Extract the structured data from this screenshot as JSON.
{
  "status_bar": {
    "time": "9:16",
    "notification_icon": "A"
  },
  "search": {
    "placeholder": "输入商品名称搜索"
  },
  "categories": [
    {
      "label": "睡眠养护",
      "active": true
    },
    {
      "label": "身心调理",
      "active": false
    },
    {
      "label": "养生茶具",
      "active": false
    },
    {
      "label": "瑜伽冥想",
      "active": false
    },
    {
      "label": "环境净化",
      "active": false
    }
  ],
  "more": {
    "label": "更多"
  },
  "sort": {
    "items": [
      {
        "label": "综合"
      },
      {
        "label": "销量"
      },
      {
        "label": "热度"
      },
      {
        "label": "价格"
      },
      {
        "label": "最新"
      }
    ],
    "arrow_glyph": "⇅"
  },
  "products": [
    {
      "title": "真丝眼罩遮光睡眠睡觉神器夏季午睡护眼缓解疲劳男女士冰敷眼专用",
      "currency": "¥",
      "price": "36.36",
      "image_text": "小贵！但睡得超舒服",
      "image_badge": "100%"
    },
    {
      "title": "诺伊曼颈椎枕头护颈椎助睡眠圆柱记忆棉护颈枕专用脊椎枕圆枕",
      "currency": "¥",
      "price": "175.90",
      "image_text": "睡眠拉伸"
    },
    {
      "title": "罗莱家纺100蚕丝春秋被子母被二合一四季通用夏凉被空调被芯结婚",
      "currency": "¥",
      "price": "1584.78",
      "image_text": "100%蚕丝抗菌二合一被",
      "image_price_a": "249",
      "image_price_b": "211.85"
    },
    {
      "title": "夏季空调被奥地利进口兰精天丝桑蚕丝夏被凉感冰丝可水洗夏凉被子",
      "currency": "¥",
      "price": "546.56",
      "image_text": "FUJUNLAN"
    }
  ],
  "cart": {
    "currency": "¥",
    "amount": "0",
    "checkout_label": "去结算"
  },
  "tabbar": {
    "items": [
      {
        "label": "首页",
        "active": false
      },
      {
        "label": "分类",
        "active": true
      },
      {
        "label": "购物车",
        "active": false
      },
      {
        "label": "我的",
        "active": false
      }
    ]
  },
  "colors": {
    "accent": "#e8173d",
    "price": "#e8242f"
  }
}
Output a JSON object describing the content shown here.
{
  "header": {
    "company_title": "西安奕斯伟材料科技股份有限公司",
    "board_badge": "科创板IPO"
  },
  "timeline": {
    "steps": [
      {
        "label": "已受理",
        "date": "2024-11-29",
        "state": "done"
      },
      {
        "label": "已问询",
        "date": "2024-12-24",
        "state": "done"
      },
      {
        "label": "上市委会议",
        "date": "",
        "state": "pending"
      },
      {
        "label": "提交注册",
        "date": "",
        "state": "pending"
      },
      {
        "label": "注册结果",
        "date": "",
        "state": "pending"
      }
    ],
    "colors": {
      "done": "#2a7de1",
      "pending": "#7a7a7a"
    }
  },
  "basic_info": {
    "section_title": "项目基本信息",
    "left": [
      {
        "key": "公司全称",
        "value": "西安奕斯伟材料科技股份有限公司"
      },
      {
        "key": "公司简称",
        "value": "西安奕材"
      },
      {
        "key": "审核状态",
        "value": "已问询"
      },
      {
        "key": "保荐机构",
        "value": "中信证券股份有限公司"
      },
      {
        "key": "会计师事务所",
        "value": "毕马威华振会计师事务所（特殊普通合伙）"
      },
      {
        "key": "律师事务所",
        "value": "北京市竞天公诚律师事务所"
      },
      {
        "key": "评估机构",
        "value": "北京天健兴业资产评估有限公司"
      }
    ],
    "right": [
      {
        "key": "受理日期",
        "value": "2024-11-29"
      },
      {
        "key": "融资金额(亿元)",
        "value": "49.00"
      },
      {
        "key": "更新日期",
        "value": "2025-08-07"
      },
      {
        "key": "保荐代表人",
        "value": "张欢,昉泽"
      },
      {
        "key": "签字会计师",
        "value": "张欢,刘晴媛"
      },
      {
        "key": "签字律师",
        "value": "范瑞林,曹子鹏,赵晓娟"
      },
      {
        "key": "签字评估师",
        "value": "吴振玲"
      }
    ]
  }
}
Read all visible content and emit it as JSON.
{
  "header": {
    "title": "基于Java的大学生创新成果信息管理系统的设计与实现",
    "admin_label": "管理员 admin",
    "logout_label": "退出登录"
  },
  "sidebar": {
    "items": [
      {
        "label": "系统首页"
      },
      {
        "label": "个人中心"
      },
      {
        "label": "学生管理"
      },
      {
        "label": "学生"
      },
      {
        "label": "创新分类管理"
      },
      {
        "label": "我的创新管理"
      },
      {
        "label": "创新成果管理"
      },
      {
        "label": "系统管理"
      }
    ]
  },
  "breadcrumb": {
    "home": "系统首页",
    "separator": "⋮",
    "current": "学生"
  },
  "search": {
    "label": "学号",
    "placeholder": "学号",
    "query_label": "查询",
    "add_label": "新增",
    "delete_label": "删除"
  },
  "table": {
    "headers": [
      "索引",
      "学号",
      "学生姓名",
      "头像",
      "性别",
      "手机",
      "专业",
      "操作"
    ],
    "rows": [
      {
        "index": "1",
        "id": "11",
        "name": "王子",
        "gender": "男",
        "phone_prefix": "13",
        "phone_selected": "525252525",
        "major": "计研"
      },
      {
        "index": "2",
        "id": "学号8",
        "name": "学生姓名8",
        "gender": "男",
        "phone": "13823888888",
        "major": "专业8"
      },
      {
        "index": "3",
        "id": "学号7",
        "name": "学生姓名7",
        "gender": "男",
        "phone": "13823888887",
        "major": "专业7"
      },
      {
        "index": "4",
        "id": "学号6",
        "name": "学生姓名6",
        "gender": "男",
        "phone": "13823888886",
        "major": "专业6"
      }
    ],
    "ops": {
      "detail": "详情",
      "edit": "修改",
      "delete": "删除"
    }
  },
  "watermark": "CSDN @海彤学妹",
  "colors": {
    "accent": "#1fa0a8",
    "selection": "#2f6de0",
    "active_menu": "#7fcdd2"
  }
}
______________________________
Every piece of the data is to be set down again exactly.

**Task answer**
Extract the structured data from this screenshot as JSON.
{
  "status_bar": {
    "time": "9:16",
    "notification_icon": "A"
  },
  "search": {
    "placeholder": "输入商品名称搜索"
  },
  "categories": [
    {
      "label": "睡眠养护",
      "active": true
    },
    {
      "label": "身心调理",
      "active": false
    },
    {
      "label": "养生茶具",
      "active": false
    },
    {
      "label": "瑜伽冥想",
      "active": false
    },
    {
      "label": "环境净化",
      "active": false
    }
  ],
  "more": {
    "label": "更多"
  },
  "sort": {
    "items": [
      {
        "label": "综合"
      },
      {
        "label": "销量"
      },
      {
        "label": "热度"
      },
      {
        "label": "价格"
      },
      {
        "label": "最新"
      }
    ],
    "arrow_glyph": "⇅"
  },
  "products": [
    {
      "title": "真丝眼罩遮光睡眠睡觉神器夏季午睡护眼缓解疲劳男女士冰敷眼专用",
      "currency": "¥",
      "price": "36.36",
      "image_text": "小贵！但睡得超舒服",
      "image_badge": "100%"
    },
    {
      "title": "诺伊曼颈椎枕头护颈椎助睡眠圆柱记忆棉护颈枕专用脊椎枕圆枕",
      "currency": "¥",
      "price": "175.90",
      "image_text": "睡眠拉伸"
    },
    {
      "title": "罗莱家纺100蚕丝春秋被子母被二合一四季通用夏凉被空调被芯结婚",
      "currency": "¥",
      "price": "1584.78",
      "image_text": "100%蚕丝抗菌二合一被",
      "image_price_a": "249",
      "image_price_b": "211.85"
    },
    {
      "title": "夏季空调被奥地利进口兰精天丝桑蚕丝夏被凉感冰丝可水洗夏凉被子",
      "currency": "¥",
      "price": "546.56",
      "image_text": "FUJUNLAN"
    }
  ],
  "cart": {
    "currency": "¥",
    "amount": "0",
    "checkout_label": "去结算"
  },
  "tabbar": {
    "items": [
      {
        "label": "首页",
        "active": false
      },
      {
        "label": "分类",
        "active": true
      },
      {
        "label": "购物车",
        "active": false
      },
      {
        "label": "我的",
        "active": false
      }
    ]
  },
  "colors": {
    "accent": "#e8173d",
    "price": "#e8242f"
  }
}
Output a JSON object describing the content shown here.
{
  "header": {
    "company_title": "西安奕斯伟材料科技股份有限公司",
    "board_badge": "科创板IPO"
  },
  "timeline": {
    "steps": [
      {
        "label": "已受理",
        "date": "2024-11-29",
        "state": "done"
      },
      {
        "label": "已问询",
        "date": "2024-12-24",
        "state": "done"
      },
      {
        "label": "上市委会议",
        "date": "",
        "state": "pending"
      },
      {
        "label": "提交注册",
        "date": "",
        "state": "pending"
      },
      {
        "label": "注册结果",
        "date": "",
        "state": "pending"
      }
    ],
    "colors": {
      "done": "#2a7de1",
      "pending": "#7a7a7a"
    }
  },
  "basic_info": {
    "section_title": "项目基本信息",
    "left": [
      {
        "key": "公司全称",
        "value": "西安奕斯伟材料科技股份有限公司"
      },
      {
        "key": "公司简称",
        "value": "西安奕材"
      },
      {
        "key": "审核状态",
        "value": "已问询"
      },
      {
        "key": "保荐机构",
        "value": "中信证券股份有限公司"
      },
      {
        "key": "会计师事务所",
        "value": "毕马威华振会计师事务所（特殊普通合伙）"
      },
      {
        "key": "律师事务所",
        "value": "北京市竞天公诚律师事务所"
      },
      {
        "key": "评估机构",
        "value": "北京天健兴业资产评估有限公司"
      }
    ],
    "right": [
      {
        "key": "受理日期",
        "value": "2024-11-29"
      },
      {
        "key": "融资金额(亿元)",
        "value": "49.00"
      },
      {
        "key": "更新日期",
        "value": "2025-08-07"
      },
      {
        "key": "保荐代表人",
        "value": "张欢,昉泽"
      },
      {
        "key": "签字会计师",
        "value": "张欢,刘晴媛"
      },
      {
        "key": "签字律师",
        "value": "范瑞林,曹子鹏,赵晓娟"
      },
      {
        "key": "签字评估师",
        "value": "吴振玲"
      }
    ]
  }
}
Read all visible content and emit it as JSON.
{
  "header": {
    "title": "基于Java的大学生创新成果信息管理系统的设计与实现",
    "admin_label": "管理员 admin",
    "logout_label": "退出登录"
  },
  "sidebar": {
    "items": [
      {
        "label": "系统首页"
      },
      {
        "label": "个人中心"
      },
      {
        "label": "学生管理"
      },
      {
        "label": "学生"
      },
      {
        "label": "创新分类管理"
      },
      {
        "label": "我的创新管理"
      },
      {
        "label": "创新成果管理"
      },
      {
        "label": "系统管理"
      }
    ]
  },
  "breadcrumb": {
    "home": "系统首页",
    "separator": "⋮",
    "current": "学生"
  },
  "search": {
    "label": "学号",
    "placeholder": "学号",
    "query_label": "查询",
    "add_label": "新增",
    "delete_label": "删除"
  },
  "table": {
    "headers": [
      "索引",
      "学号",
      "学生姓名",
      "头像",
      "性别",
      "手机",
      "专业",
      "操作"
    ],
    "rows": [
      {
        "index": "1",
        "id": "11",
        "name": "王子",
        "gender": "男",
        "phone_prefix": "13",
        "phone_selected": "525252525",
        "major": "计研"
      },
      {
        "index": "2",
        "id": "学号8",
        "name": "学生姓名8",
        "gender": "男",
        "phone": "13823888888",
        "major": "专业8"
      },
      {
        "index": "3",
        "id": "学号7",
        "name": "学生姓名7",
        "gender": "男",
        "phone": "13823888887",
        "major": "专业7"
      },
      {
        "index": "4",
        "id": "学号6",
        "name": "学生姓名6",
        "gender": "男",
        "phone": "13823888886",
        "major": "专业6"
      }
    ],
    "ops": {
      "detail": "详情",
      "edit": "修改",
      "delete": "删除"
    }
  },
  "watermark": "CSDN @海彤学妹",
  "colors": {
    "accent": "#1fa0a8",
    "selection": "#2f6de0",
    "active_menu": "#7fcdd2"
  }
}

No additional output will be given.